What you hand back must match the records word for word, with no pictures.

MATERIAL FOR THIS TASK Start Marker

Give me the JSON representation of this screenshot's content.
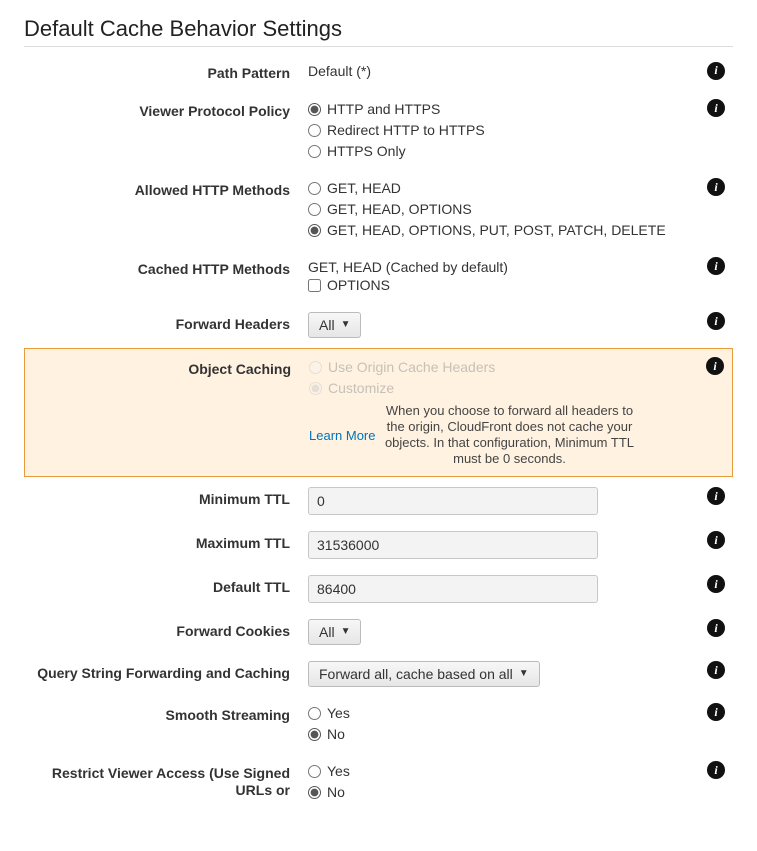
{
  "section_title": "Default Cache Behavior Settings",
  "rows": {
    "path_pattern": {
      "label": "Path Pattern",
      "value": "Default (*)"
    },
    "viewer_protocol": {
      "label": "Viewer Protocol Policy",
      "options": [
        {
          "label": "HTTP and HTTPS",
          "checked": true
        },
        {
          "label": "Redirect HTTP to HTTPS",
          "checked": false
        },
        {
          "label": "HTTPS Only",
          "checked": false
        }
      ]
    },
    "allowed_methods": {
      "label": "Allowed HTTP Methods",
      "options": [
        {
          "label": "GET, HEAD",
          "checked": false
        },
        {
          "label": "GET, HEAD, OPTIONS",
          "checked": false
        },
        {
          "label": "GET, HEAD, OPTIONS, PUT, POST, PATCH, DELETE",
          "checked": true
        }
      ]
    },
    "cached_methods": {
      "label": "Cached HTTP Methods",
      "default_text": "GET, HEAD (Cached by default)",
      "checkbox": {
        "label": "OPTIONS",
        "checked": false
      }
    },
    "forward_headers": {
      "label": "Forward Headers",
      "selected": "All"
    },
    "object_caching": {
      "label": "Object Caching",
      "options": [
        {
          "label": "Use Origin Cache Headers",
          "checked": false
        },
        {
          "label": "Customize",
          "checked": true
        }
      ],
      "learn_more": "Learn More",
      "note": "When you choose to forward all headers to the origin, CloudFront does not cache your objects. In that configuration, Minimum TTL must be 0 seconds."
    },
    "minimum_ttl": {
      "label": "Minimum TTL",
      "value": "0"
    },
    "maximum_ttl": {
      "label": "Maximum TTL",
      "value": "31536000"
    },
    "default_ttl": {
      "label": "Default TTL",
      "value": "86400"
    },
    "forward_cookies": {
      "label": "Forward Cookies",
      "selected": "All"
    },
    "query_string": {
      "label": "Query String Forwarding and Caching",
      "selected": "Forward all, cache based on all"
    },
    "smooth_streaming": {
      "label": "Smooth Streaming",
      "options": [
        {
          "label": "Yes",
          "checked": false
        },
        {
          "label": "No",
          "checked": true
        }
      ]
    },
    "restrict_viewer": {
      "label": "Restrict Viewer Access (Use Signed URLs or",
      "options": [
        {
          "label": "Yes",
          "checked": false
        },
        {
          "label": "No",
          "checked": true
        }
      ]
    }
  }
}
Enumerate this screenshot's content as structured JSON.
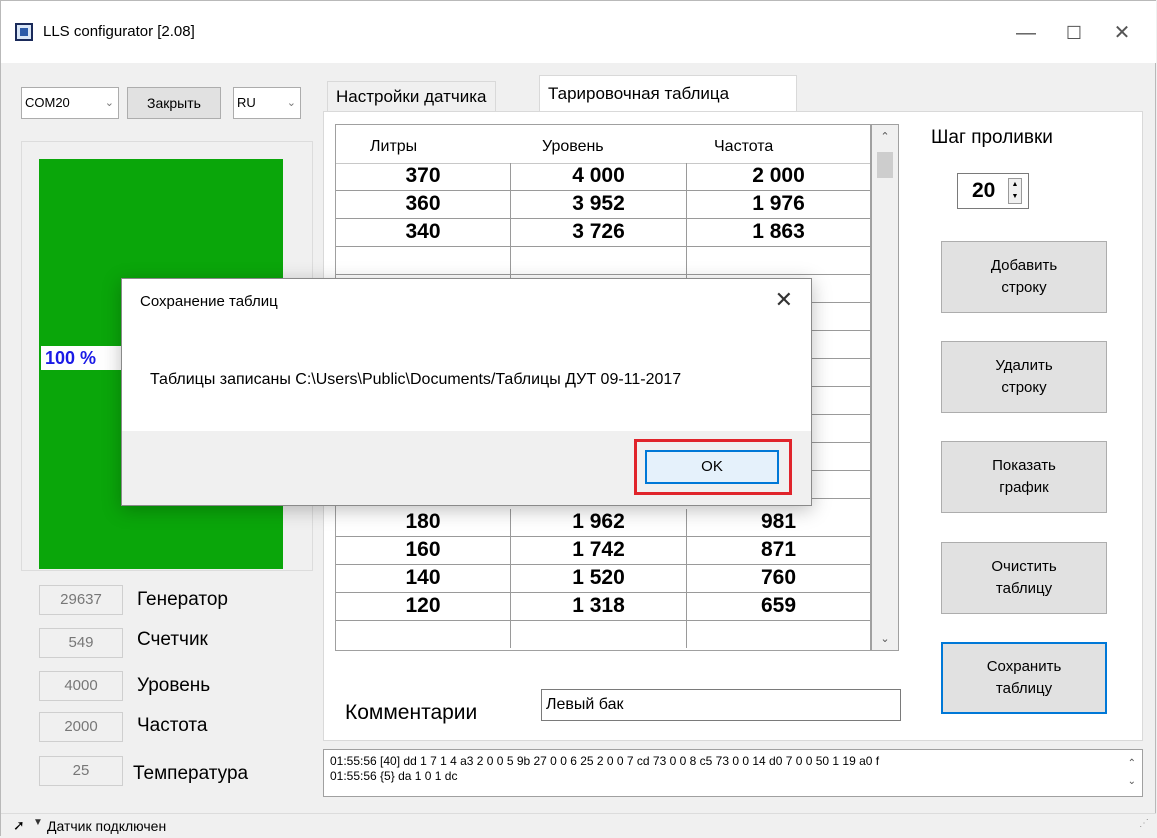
{
  "window": {
    "title": "LLS configurator [2.08]"
  },
  "toolbar": {
    "port": "COM20",
    "close_label": "Закрыть",
    "language": "RU"
  },
  "gauge": {
    "percent_label": "100 %",
    "fill_percent": 100,
    "color": "#0aa60a"
  },
  "stats": [
    {
      "value": "29637",
      "label": "Генератор"
    },
    {
      "value": "549",
      "label": "Счетчик"
    },
    {
      "value": "4000",
      "label": "Уровень"
    },
    {
      "value": "2000",
      "label": "Частота"
    },
    {
      "value": "25",
      "label": "Температура"
    }
  ],
  "tabs": {
    "sensor_settings": "Настройки датчика",
    "calibration_table": "Тарировочная таблица"
  },
  "table": {
    "headers": [
      "Литры",
      "Уровень",
      "Частота"
    ],
    "rows": [
      [
        "370",
        "4 000",
        "2 000"
      ],
      [
        "360",
        "3 952",
        "1 976"
      ],
      [
        "340",
        "3 726",
        "1 863"
      ],
      [
        "180",
        "1 962",
        "981"
      ],
      [
        "160",
        "1 742",
        "871"
      ],
      [
        "140",
        "1 520",
        "760"
      ],
      [
        "120",
        "1 318",
        "659"
      ]
    ]
  },
  "side": {
    "step_label": "Шаг проливки",
    "step_value": "20",
    "add_row_l1": "Добавить",
    "add_row_l2": "строку",
    "del_row_l1": "Удалить",
    "del_row_l2": "строку",
    "show_graph_l1": "Показать",
    "show_graph_l2": "график",
    "clear_l1": "Очистить",
    "clear_l2": "таблицу",
    "save_l1": "Сохранить",
    "save_l2": "таблицу"
  },
  "comment": {
    "label": "Комментарии",
    "value": "Левый бак"
  },
  "log": {
    "line1": "01:55:56 [40]  dd 1 7 1 4 a3 2 0 0 5 9b 27 0 0 6 25 2 0 0 7 cd 73 0 0 8 c5 73 0 0 14 d0 7 0 0 50 1 19 a0 f",
    "line2": "01:55:56 {5}  da 1 0 1 dc"
  },
  "status": {
    "text": "Датчик подключен"
  },
  "dialog": {
    "title": "Сохранение таблиц",
    "message": "Таблицы записаны C:\\Users\\Public\\Documents/Таблицы ДУТ 09-11-2017",
    "ok_label": "OK",
    "highlight_color": "#e0242b"
  }
}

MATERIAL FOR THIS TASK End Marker

» **ANSWER TO THE PROBLEM**
Give me the JSON representation of this screenshot's content.
{
  "section_title": "Default Cache Behavior Settings",
  "rows": {
    "path_pattern": {
      "label": "Path Pattern",
      "value": "Default (*)"
    },
    "viewer_protocol": {
      "label": "Viewer Protocol Policy",
      "options": [
        {
          "label": "HTTP and HTTPS",
          "checked": true
        },
        {
          "label": "Redirect HTTP to HTTPS",
          "checked": false
        },
        {
          "label": "HTTPS Only",
          "checked": false
        }
      ]
    },
    "allowed_methods": {
      "label": "Allowed HTTP Methods",
      "options": [
        {
          "label": "GET, HEAD",
          "checked": false
        },
        {
          "label": "GET, HEAD, OPTIONS",
          "checked": false
        },
        {
          "label": "GET, HEAD, OPTIONS, PUT, POST, PATCH, DELETE",
          "checked": true
        }
      ]
    },
    "cached_methods": {
      "label": "Cached HTTP Methods",
      "default_text": "GET, HEAD (Cached by default)",
      "checkbox": {
        "label": "OPTIONS",
        "checked": false
      }
    },
    "forward_headers": {
      "label": "Forward Headers",
      "selected": "All"
    },
    "object_caching": {
      "label": "Object Caching",
      "options": [
        {
          "label": "Use Origin Cache Headers",
          "checked": false
        },
        {
          "label": "Customize",
          "checked": true
        }
      ],
      "learn_more": "Learn More",
      "note": "When you choose to forward all headers to the origin, CloudFront does not cache your objects. In that configuration, Minimum TTL must be 0 seconds."
    },
    "minimum_ttl": {
      "label": "Minimum TTL",
      "value": "0"
    },
    "maximum_ttl": {
      "label": "Maximum TTL",
      "value": "31536000"
    },
    "default_ttl": {
      "label": "Default TTL",
      "value": "86400"
    },
    "forward_cookies": {
      "label": "Forward Cookies",
      "selected": "All"
    },
    "query_string": {
      "label": "Query String Forwarding and Caching",
      "selected": "Forward all, cache based on all"
    },
    "smooth_streaming": {
      "label": "Smooth Streaming",
      "options": [
        {
          "label": "Yes",
          "checked": false
        },
        {
          "label": "No",
          "checked": true
        }
      ]
    },
    "restrict_viewer": {
      "label": "Restrict Viewer Access (Use Signed URLs or",
      "options": [
        {
          "label": "Yes",
          "checked": false
        },
        {
          "label": "No",
          "checked": true
        }
      ]
    }
  }
}
Enumerate this screenshot's content as structured JSON.
{
  "window": {
    "title": "LLS configurator [2.08]"
  },
  "toolbar": {
    "port": "COM20",
    "close_label": "Закрыть",
    "language": "RU"
  },
  "gauge": {
    "percent_label": "100 %",
    "fill_percent": 100,
    "color": "#0aa60a"
  },
  "stats": [
    {
      "value": "29637",
      "label": "Генератор"
    },
    {
      "value": "549",
      "label": "Счетчик"
    },
    {
      "value": "4000",
      "label": "Уровень"
    },
    {
      "value": "2000",
      "label": "Частота"
    },
    {
      "value": "25",
      "label": "Температура"
    }
  ],
  "tabs": {
    "sensor_settings": "Настройки датчика",
    "calibration_table": "Тарировочная таблица"
  },
  "table": {
    "headers": [
      "Литры",
      "Уровень",
      "Частота"
    ],
    "rows": [
      [
        "370",
        "4 000",
        "2 000"
      ],
      [
        "360",
        "3 952",
        "1 976"
      ],
      [
        "340",
        "3 726",
        "1 863"
      ],
      [
        "180",
        "1 962",
        "981"
      ],
      [
        "160",
        "1 742",
        "871"
      ],
      [
        "140",
        "1 520",
        "760"
      ],
      [
        "120",
        "1 318",
        "659"
      ]
    ]
  },
  "side": {
    "step_label": "Шаг проливки",
    "step_value": "20",
    "add_row_l1": "Добавить",
    "add_row_l2": "строку",
    "del_row_l1": "Удалить",
    "del_row_l2": "строку",
    "show_graph_l1": "Показать",
    "show_graph_l2": "график",
    "clear_l1": "Очистить",
    "clear_l2": "таблицу",
    "save_l1": "Сохранить",
    "save_l2": "таблицу"
  },
  "comment": {
    "label": "Комментарии",
    "value": "Левый бак"
  },
  "log": {
    "line1": "01:55:56 [40]  dd 1 7 1 4 a3 2 0 0 5 9b 27 0 0 6 25 2 0 0 7 cd 73 0 0 8 c5 73 0 0 14 d0 7 0 0 50 1 19 a0 f",
    "line2": "01:55:56 {5}  da 1 0 1 dc"
  },
  "status": {
    "text": "Датчик подключен"
  },
  "dialog": {
    "title": "Сохранение таблиц",
    "message": "Таблицы записаны C:\\Users\\Public\\Documents/Таблицы ДУТ 09-11-2017",
    "ok_label": "OK",
    "highlight_color": "#e0242b"
  }
}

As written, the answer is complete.